* **To do**
Going through the entries below, find how many lines hold "size", then give that number alone.

(Records contained in a dataset)
* * * *

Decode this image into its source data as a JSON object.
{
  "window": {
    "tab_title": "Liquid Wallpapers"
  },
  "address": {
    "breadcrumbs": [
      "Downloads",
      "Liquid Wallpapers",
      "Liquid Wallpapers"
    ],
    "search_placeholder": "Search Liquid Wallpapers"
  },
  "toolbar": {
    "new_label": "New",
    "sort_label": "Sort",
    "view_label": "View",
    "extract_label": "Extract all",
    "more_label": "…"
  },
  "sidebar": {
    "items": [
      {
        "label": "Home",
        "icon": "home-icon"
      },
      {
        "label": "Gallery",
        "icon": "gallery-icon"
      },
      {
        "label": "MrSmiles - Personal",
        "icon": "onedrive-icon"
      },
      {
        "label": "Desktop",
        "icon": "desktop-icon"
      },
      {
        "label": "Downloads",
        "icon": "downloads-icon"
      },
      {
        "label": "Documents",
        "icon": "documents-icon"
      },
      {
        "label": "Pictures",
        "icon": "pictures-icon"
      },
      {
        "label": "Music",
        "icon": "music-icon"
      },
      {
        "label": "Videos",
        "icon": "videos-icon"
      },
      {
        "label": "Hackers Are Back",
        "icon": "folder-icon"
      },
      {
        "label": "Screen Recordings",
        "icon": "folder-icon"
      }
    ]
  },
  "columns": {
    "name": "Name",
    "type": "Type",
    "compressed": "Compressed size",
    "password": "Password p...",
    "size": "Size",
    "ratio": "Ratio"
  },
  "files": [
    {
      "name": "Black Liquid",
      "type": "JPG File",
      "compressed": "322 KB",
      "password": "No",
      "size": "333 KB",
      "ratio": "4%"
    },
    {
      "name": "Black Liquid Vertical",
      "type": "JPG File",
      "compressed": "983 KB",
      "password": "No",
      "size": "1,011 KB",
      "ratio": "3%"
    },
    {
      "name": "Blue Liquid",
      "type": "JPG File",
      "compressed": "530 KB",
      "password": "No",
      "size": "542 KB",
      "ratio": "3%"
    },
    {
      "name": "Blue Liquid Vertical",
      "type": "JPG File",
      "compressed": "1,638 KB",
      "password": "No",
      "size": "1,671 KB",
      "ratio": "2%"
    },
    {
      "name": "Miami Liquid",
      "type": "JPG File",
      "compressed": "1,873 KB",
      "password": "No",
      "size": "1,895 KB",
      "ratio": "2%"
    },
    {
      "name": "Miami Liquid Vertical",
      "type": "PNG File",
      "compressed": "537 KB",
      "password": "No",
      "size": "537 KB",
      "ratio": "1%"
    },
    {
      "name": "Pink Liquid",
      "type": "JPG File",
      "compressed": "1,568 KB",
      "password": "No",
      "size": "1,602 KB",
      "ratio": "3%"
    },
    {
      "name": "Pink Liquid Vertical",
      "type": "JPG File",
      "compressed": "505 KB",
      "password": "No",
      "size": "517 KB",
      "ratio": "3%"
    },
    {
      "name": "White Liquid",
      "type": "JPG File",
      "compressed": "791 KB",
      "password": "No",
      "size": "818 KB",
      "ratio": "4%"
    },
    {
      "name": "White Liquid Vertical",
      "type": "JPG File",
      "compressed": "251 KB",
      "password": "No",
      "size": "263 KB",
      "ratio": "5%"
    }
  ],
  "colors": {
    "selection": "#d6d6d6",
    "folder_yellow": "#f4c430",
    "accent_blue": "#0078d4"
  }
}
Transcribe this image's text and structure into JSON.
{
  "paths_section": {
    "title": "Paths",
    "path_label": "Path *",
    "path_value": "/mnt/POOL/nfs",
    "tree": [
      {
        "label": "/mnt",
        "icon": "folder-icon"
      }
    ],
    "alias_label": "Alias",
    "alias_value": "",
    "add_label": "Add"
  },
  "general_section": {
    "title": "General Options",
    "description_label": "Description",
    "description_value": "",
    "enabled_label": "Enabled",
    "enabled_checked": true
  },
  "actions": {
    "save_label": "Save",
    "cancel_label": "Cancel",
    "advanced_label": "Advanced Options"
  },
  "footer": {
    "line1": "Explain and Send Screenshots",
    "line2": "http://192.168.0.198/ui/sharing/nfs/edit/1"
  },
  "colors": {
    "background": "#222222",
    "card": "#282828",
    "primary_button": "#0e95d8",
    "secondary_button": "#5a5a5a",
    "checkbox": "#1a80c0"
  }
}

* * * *

* **Answer**
12